As no Phantoms are left to be converted after the last one left the 309th AMARG (Aerospace Maintenance and Regeneration Group) based in Tuscon, Arizona to join the 82nd Aerial Target Squadron at Tyndall Air Force Base, Florida, the role of aerial target (i.e. manned or unmanned aircraft flown as target and decoy within a controlled range for testing against potential adversaries, radars, surface-air missiles etc) is to be undertaken by the QF-16.

Although the F-16 is a famous Lockheed plane, the contract to develop the “Viper Drone” aerial target was awarded to Boeing.

The conversion of F-16 into a QF-16 takes about 6 months; 220 airframes are to undergo this treatment.

The first QF-16 Full Scale Aerial Target took off from Boeing facility at Cecil Field in Jacksonville, Florida, and climbed to an altitude of 41,000 feet during its 66-minute first flight that marked its first manned flight.

The first F-16C destined to be shot down is an F-16C, 85-1570, serving in the Air National Guard of the New York state; by the way, the Air National Guard has been the largest “Viper” operator of the world.

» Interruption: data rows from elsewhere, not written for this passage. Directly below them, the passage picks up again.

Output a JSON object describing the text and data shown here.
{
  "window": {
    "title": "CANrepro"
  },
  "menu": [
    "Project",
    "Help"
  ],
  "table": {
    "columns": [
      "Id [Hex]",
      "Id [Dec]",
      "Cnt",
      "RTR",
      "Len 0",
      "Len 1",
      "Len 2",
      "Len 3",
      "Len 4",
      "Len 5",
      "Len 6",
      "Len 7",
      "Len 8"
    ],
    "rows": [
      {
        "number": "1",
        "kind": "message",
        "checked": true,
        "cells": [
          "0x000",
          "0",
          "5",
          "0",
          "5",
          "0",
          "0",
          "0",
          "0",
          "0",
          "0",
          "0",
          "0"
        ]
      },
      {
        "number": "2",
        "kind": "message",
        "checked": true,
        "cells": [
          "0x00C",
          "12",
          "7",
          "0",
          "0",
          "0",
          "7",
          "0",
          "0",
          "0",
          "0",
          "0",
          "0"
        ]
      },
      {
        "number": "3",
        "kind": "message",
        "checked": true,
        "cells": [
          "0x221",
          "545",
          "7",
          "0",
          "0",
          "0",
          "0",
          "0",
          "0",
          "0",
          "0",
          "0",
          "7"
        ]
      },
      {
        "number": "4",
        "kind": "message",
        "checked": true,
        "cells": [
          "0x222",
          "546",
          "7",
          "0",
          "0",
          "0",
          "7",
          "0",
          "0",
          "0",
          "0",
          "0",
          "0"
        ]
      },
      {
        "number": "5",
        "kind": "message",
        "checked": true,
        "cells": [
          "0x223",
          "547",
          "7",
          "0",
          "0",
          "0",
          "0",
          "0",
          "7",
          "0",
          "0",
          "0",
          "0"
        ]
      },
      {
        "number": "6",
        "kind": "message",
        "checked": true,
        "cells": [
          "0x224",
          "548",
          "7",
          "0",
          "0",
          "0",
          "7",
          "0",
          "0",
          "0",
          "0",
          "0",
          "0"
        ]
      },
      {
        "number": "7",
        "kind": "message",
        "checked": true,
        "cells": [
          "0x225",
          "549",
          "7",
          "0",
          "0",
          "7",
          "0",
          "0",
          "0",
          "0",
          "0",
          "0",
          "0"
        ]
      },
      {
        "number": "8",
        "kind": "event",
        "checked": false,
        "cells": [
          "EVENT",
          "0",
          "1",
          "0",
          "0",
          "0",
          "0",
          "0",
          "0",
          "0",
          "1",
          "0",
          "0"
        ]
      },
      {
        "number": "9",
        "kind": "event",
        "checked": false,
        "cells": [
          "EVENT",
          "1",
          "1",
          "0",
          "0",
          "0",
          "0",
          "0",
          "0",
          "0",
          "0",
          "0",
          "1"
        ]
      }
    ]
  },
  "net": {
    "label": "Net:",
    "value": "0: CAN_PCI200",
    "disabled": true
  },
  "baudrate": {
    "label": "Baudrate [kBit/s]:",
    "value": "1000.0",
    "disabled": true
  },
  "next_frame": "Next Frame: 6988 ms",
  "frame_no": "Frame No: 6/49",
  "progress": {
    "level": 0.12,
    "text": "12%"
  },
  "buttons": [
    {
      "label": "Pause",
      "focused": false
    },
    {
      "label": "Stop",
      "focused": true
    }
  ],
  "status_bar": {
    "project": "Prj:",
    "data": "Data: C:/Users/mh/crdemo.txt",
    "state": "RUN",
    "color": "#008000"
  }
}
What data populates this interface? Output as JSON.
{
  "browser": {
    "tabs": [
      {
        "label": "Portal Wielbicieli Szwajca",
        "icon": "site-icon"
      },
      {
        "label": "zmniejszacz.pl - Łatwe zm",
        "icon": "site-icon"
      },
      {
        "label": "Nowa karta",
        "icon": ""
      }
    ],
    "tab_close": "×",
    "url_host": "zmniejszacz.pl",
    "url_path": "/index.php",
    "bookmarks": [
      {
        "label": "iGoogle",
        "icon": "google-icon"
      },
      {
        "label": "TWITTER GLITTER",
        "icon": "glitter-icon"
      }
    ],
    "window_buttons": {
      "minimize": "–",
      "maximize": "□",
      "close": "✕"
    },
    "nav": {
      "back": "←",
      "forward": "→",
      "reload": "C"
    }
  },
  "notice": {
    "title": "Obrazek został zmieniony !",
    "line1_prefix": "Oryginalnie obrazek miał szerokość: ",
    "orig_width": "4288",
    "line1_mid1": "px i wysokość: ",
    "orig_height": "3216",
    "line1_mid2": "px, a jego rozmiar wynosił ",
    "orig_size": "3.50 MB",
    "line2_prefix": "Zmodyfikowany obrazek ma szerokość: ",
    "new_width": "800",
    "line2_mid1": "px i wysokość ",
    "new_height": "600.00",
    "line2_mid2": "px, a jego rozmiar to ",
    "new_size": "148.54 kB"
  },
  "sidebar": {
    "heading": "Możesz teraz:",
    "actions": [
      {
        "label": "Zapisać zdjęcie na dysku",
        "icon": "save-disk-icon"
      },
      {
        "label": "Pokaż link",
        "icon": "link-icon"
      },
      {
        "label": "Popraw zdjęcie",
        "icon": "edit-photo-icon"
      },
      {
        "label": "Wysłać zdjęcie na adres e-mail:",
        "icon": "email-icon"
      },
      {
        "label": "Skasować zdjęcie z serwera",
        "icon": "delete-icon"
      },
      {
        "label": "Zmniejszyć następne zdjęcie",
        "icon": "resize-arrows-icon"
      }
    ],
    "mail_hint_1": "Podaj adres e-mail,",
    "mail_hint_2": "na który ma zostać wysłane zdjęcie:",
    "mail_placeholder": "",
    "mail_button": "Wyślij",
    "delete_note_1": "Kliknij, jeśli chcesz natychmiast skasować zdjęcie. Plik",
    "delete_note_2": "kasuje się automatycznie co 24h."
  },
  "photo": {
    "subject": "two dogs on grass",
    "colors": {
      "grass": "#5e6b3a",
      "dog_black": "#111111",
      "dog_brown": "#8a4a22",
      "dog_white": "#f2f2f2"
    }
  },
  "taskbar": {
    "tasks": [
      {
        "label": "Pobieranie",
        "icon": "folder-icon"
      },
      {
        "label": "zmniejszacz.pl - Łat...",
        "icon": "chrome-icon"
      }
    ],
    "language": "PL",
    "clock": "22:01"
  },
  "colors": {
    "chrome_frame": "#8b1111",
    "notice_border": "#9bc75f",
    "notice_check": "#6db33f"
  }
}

Written with David Cenciotti

Image credit: Boeing

Enhanced by Zemanta
About Jacek Siminski
Standing contributor for TheAviationist. Aviation photojournalist. Co-Founder of DefensePhoto.com. Expert in linguistics, Cold War discourse, Cold War history and policy and media communications.

1 Comment

  1. Ten years ago I was at our remote microwave radio site in the Owens Valley near Lone Pine, CA. when I heard the approach of jet flying really low. I ran out of the building just in time to see an orange Navy QF-4 phantom jet flying really low and when it banked I could see right into the empty cockpit. It turned due east and climbed steeply to clear the 13,000 ft. Inyo Mts. It was most likely out of the China Lake Naval Air Station just 100 miles to the south.

Comments are closed.